#### Your assignment:
In the copy, include no images. Reproduce the entries exactly.

#### Data extracted from a collection:
>>>

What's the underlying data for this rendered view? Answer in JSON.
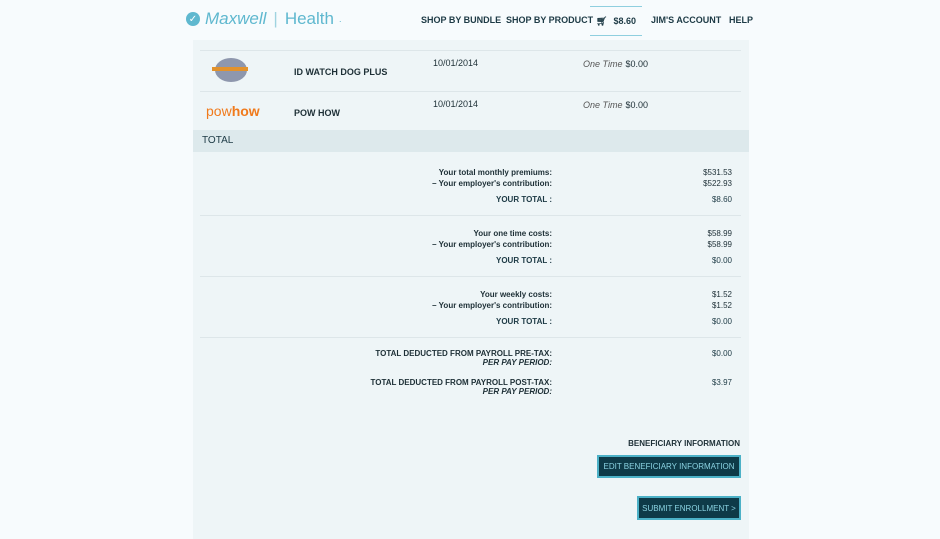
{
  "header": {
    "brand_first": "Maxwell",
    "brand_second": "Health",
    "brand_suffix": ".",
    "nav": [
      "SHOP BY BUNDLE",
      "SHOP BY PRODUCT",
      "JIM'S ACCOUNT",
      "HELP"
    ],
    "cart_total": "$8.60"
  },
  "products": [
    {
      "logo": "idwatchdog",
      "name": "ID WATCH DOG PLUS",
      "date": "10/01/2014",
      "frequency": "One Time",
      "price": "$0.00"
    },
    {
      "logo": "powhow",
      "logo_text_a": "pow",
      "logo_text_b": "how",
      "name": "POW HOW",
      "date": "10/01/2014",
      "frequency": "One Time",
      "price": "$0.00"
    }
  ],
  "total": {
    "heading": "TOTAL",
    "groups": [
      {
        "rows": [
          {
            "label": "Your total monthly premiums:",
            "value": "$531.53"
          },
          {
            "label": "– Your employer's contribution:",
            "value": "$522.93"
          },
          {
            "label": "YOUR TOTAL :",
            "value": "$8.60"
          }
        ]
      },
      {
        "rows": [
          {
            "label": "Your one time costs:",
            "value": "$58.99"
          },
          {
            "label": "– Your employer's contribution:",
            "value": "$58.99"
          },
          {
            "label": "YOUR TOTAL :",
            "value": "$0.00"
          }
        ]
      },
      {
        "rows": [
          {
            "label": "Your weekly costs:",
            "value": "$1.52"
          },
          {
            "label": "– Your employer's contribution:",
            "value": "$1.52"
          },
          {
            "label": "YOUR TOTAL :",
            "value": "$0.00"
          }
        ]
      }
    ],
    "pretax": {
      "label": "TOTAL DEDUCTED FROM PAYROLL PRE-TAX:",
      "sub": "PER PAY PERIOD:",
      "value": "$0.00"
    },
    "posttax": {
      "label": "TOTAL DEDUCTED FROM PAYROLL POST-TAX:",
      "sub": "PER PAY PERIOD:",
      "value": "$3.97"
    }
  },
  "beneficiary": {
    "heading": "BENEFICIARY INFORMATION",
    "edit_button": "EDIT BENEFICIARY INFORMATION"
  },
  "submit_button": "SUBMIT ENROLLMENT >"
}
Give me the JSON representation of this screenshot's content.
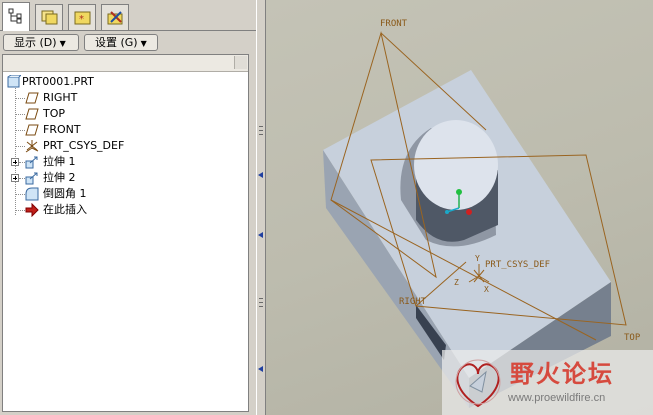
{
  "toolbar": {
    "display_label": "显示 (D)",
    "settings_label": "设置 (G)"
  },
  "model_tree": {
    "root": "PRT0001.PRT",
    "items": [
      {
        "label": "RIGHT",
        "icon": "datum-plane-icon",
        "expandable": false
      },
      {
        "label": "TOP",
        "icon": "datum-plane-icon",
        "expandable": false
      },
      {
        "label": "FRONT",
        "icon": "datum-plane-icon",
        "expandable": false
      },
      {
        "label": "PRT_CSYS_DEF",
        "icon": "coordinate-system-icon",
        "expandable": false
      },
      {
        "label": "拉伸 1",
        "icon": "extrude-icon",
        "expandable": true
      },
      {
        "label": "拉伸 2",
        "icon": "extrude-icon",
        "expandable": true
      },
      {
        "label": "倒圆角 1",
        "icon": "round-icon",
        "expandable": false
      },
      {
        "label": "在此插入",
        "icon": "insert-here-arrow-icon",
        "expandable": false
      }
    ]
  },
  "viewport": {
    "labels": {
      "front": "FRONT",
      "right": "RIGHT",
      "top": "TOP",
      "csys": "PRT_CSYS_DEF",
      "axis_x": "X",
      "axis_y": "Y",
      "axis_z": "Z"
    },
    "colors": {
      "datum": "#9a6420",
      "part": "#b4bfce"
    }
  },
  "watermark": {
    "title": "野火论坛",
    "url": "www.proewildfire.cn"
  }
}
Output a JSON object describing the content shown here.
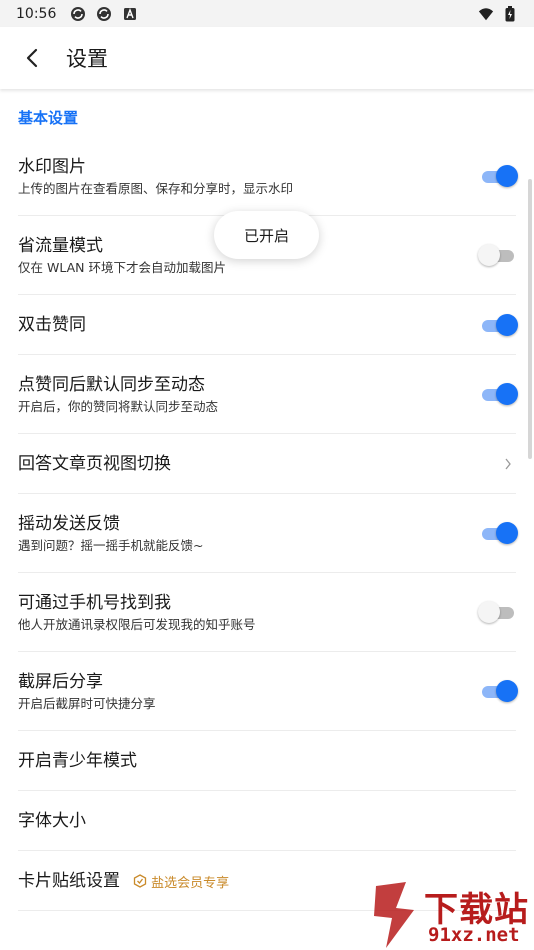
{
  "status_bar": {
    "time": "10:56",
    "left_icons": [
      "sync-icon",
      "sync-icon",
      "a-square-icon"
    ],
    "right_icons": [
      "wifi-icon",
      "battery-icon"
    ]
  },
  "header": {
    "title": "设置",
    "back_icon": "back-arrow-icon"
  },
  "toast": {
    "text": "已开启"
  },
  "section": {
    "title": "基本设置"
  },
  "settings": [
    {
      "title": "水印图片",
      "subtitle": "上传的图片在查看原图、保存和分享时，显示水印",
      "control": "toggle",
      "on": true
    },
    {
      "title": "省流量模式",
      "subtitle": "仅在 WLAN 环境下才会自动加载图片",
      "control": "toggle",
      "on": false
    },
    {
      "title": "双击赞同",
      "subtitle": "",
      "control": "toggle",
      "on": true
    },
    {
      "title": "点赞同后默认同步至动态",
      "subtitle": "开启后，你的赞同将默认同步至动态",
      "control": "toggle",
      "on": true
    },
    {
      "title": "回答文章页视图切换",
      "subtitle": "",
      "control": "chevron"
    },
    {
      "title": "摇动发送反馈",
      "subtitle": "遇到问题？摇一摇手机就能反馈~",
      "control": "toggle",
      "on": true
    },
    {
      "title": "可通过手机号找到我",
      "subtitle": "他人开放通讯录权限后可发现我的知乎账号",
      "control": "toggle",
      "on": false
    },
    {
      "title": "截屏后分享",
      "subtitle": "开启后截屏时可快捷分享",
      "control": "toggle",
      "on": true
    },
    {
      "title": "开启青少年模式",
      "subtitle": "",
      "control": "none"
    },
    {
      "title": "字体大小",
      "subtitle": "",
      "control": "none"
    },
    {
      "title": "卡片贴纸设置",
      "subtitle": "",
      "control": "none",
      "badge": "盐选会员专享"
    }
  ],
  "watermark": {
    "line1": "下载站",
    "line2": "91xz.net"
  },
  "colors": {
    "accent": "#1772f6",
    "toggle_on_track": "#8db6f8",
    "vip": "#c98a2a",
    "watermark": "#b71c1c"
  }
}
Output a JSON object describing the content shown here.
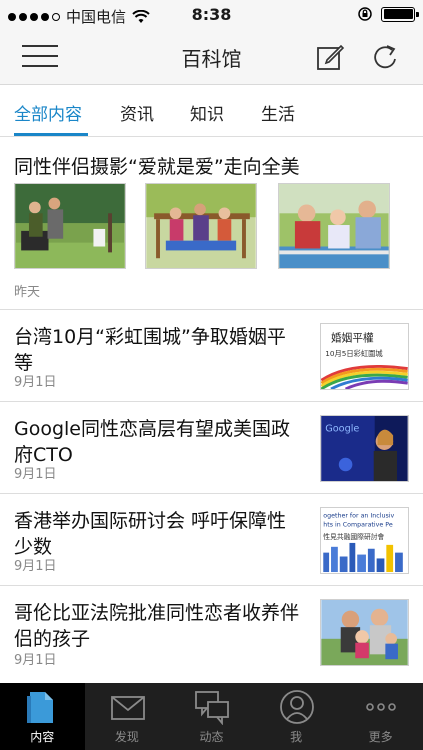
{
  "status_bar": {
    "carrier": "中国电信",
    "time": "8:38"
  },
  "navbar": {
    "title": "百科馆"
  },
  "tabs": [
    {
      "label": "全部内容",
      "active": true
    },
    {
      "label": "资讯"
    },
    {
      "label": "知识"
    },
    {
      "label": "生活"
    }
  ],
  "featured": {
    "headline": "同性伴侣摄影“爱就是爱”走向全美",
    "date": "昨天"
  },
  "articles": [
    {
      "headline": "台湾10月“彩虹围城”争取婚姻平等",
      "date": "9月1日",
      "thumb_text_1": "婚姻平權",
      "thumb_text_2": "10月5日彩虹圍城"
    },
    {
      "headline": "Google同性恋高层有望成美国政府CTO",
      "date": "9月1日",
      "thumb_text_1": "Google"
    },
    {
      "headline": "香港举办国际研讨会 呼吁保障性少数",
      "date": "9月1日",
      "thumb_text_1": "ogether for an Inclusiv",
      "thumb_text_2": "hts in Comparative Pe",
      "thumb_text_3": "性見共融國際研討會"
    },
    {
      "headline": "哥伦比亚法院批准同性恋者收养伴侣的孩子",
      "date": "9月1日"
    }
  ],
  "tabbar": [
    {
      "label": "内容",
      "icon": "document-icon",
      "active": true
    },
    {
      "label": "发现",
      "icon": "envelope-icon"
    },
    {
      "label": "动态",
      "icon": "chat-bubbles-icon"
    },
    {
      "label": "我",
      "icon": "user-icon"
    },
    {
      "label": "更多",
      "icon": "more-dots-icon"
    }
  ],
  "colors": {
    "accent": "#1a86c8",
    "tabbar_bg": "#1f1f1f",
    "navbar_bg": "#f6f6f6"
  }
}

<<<

#### Task answer:
What's the underlying data for this rendered view? Answer in JSON.
{
  "header": {
    "brand_first": "Maxwell",
    "brand_second": "Health",
    "brand_suffix": ".",
    "nav": [
      "SHOP BY BUNDLE",
      "SHOP BY PRODUCT",
      "JIM'S ACCOUNT",
      "HELP"
    ],
    "cart_total": "$8.60"
  },
  "products": [
    {
      "logo": "idwatchdog",
      "name": "ID WATCH DOG PLUS",
      "date": "10/01/2014",
      "frequency": "One Time",
      "price": "$0.00"
    },
    {
      "logo": "powhow",
      "logo_text_a": "pow",
      "logo_text_b": "how",
      "name": "POW HOW",
      "date": "10/01/2014",
      "frequency": "One Time",
      "price": "$0.00"
    }
  ],
  "total": {
    "heading": "TOTAL",
    "groups": [
      {
        "rows": [
          {
            "label": "Your total monthly premiums:",
            "value": "$531.53"
          },
          {
            "label": "– Your employer's contribution:",
            "value": "$522.93"
          },
          {
            "label": "YOUR TOTAL :",
            "value": "$8.60"
          }
        ]
      },
      {
        "rows": [
          {
            "label": "Your one time costs:",
            "value": "$58.99"
          },
          {
            "label": "– Your employer's contribution:",
            "value": "$58.99"
          },
          {
            "label": "YOUR TOTAL :",
            "value": "$0.00"
          }
        ]
      },
      {
        "rows": [
          {
            "label": "Your weekly costs:",
            "value": "$1.52"
          },
          {
            "label": "– Your employer's contribution:",
            "value": "$1.52"
          },
          {
            "label": "YOUR TOTAL :",
            "value": "$0.00"
          }
        ]
      }
    ],
    "pretax": {
      "label": "TOTAL DEDUCTED FROM PAYROLL PRE-TAX:",
      "sub": "PER PAY PERIOD:",
      "value": "$0.00"
    },
    "posttax": {
      "label": "TOTAL DEDUCTED FROM PAYROLL POST-TAX:",
      "sub": "PER PAY PERIOD:",
      "value": "$3.97"
    }
  },
  "beneficiary": {
    "heading": "BENEFICIARY INFORMATION",
    "edit_button": "EDIT BENEFICIARY INFORMATION"
  },
  "submit_button": "SUBMIT ENROLLMENT >"
}
Give me the JSON representation of this screenshot's content.
{
  "toolbar": {
    "display_label": "显示 (D)",
    "settings_label": "设置 (G)"
  },
  "model_tree": {
    "root": "PRT0001.PRT",
    "items": [
      {
        "label": "RIGHT",
        "icon": "datum-plane-icon",
        "expandable": false
      },
      {
        "label": "TOP",
        "icon": "datum-plane-icon",
        "expandable": false
      },
      {
        "label": "FRONT",
        "icon": "datum-plane-icon",
        "expandable": false
      },
      {
        "label": "PRT_CSYS_DEF",
        "icon": "coordinate-system-icon",
        "expandable": false
      },
      {
        "label": "拉伸 1",
        "icon": "extrude-icon",
        "expandable": true
      },
      {
        "label": "拉伸 2",
        "icon": "extrude-icon",
        "expandable": true
      },
      {
        "label": "倒圆角 1",
        "icon": "round-icon",
        "expandable": false
      },
      {
        "label": "在此插入",
        "icon": "insert-here-arrow-icon",
        "expandable": false
      }
    ]
  },
  "viewport": {
    "labels": {
      "front": "FRONT",
      "right": "RIGHT",
      "top": "TOP",
      "csys": "PRT_CSYS_DEF",
      "axis_x": "X",
      "axis_y": "Y",
      "axis_z": "Z"
    },
    "colors": {
      "datum": "#9a6420",
      "part": "#b4bfce"
    }
  },
  "watermark": {
    "title": "野火论坛",
    "url": "www.proewildfire.cn"
  }
}
Output a JSON object describing the content shown here.
{
  "status_bar": {
    "time": "10:56",
    "left_icons": [
      "sync-icon",
      "sync-icon",
      "a-square-icon"
    ],
    "right_icons": [
      "wifi-icon",
      "battery-icon"
    ]
  },
  "header": {
    "title": "设置",
    "back_icon": "back-arrow-icon"
  },
  "toast": {
    "text": "已开启"
  },
  "section": {
    "title": "基本设置"
  },
  "settings": [
    {
      "title": "水印图片",
      "subtitle": "上传的图片在查看原图、保存和分享时，显示水印",
      "control": "toggle",
      "on": true
    },
    {
      "title": "省流量模式",
      "subtitle": "仅在 WLAN 环境下才会自动加载图片",
      "control": "toggle",
      "on": false
    },
    {
      "title": "双击赞同",
      "subtitle": "",
      "control": "toggle",
      "on": true
    },
    {
      "title": "点赞同后默认同步至动态",
      "subtitle": "开启后，你的赞同将默认同步至动态",
      "control": "toggle",
      "on": true
    },
    {
      "title": "回答文章页视图切换",
      "subtitle": "",
      "control": "chevron"
    },
    {
      "title": "摇动发送反馈",
      "subtitle": "遇到问题？摇一摇手机就能反馈~",
      "control": "toggle",
      "on": true
    },
    {
      "title": "可通过手机号找到我",
      "subtitle": "他人开放通讯录权限后可发现我的知乎账号",
      "control": "toggle",
      "on": false
    },
    {
      "title": "截屏后分享",
      "subtitle": "开启后截屏时可快捷分享",
      "control": "toggle",
      "on": true
    },
    {
      "title": "开启青少年模式",
      "subtitle": "",
      "control": "none"
    },
    {
      "title": "字体大小",
      "subtitle": "",
      "control": "none"
    },
    {
      "title": "卡片贴纸设置",
      "subtitle": "",
      "control": "none",
      "badge": "盐选会员专享"
    }
  ],
  "watermark": {
    "line1": "下载站",
    "line2": "91xz.net"
  },
  "colors": {
    "accent": "#1772f6",
    "toggle_on_track": "#8db6f8",
    "vip": "#c98a2a",
    "watermark": "#b71c1c"
  }
}
Output a JSON object describing the content shown here.
{
  "status_bar": {
    "carrier": "中国电信",
    "time": "8:38"
  },
  "navbar": {
    "title": "百科馆"
  },
  "tabs": [
    {
      "label": "全部内容",
      "active": true
    },
    {
      "label": "资讯"
    },
    {
      "label": "知识"
    },
    {
      "label": "生活"
    }
  ],
  "featured": {
    "headline": "同性伴侣摄影“爱就是爱”走向全美",
    "date": "昨天"
  },
  "articles": [
    {
      "headline": "台湾10月“彩虹围城”争取婚姻平等",
      "date": "9月1日",
      "thumb_text_1": "婚姻平權",
      "thumb_text_2": "10月5日彩虹圍城"
    },
    {
      "headline": "Google同性恋高层有望成美国政府CTO",
      "date": "9月1日",
      "thumb_text_1": "Google"
    },
    {
      "headline": "香港举办国际研讨会 呼吁保障性少数",
      "date": "9月1日",
      "thumb_text_1": "ogether for an Inclusiv",
      "thumb_text_2": "hts in Comparative Pe",
      "thumb_text_3": "性見共融國際研討會"
    },
    {
      "headline": "哥伦比亚法院批准同性恋者收养伴侣的孩子",
      "date": "9月1日"
    }
  ],
  "tabbar": [
    {
      "label": "内容",
      "icon": "document-icon",
      "active": true
    },
    {
      "label": "发现",
      "icon": "envelope-icon"
    },
    {
      "label": "动态",
      "icon": "chat-bubbles-icon"
    },
    {
      "label": "我",
      "icon": "user-icon"
    },
    {
      "label": "更多",
      "icon": "more-dots-icon"
    }
  ],
  "colors": {
    "accent": "#1a86c8",
    "tabbar_bg": "#1f1f1f",
    "navbar_bg": "#f6f6f6"
  }
}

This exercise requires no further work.